This is an interesting history lesson and in continuation with what I had written earlier about WHO.
Global bodies can never be depoliticised; only permanent interests remain. The diplomacy trick is to convince everyone that there’s something for someone all the time. I am sharing this very fascinating blurb here:
Heidi Tworek, an academic specialising in the history of information flows at the University of British Columbia, outlined in a prescient 2019 paper how states and empires acquiesced to the “intrusion” of epidemiological intelligence in the interwar period because they saw its benefits. Furthermore, the need to keep data flowing to the League of Nations Health Organization, the precursor to the WHO, fuelled investment in international wireless infrastructure — thus forging the backbone of modern telecoms networks.
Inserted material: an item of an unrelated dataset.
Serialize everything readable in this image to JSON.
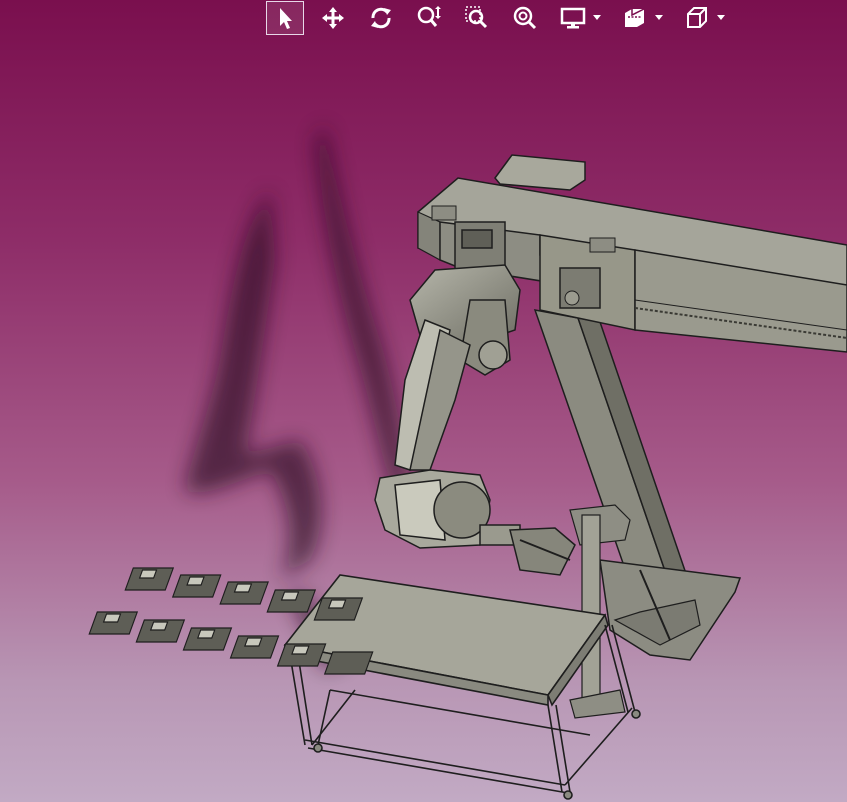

At the time, League officials described the LNHO as “a central fire-station in a municipal system of fire prevention”, overseeing “the world’s alarm system”. Amazingly, even Germany continued to send out epidemiological bulletins after Hitler rescinded the country’s league membership in October 1933.
The critical communication lines; perceived neutrality and trust. These three features would ensure proper compliance.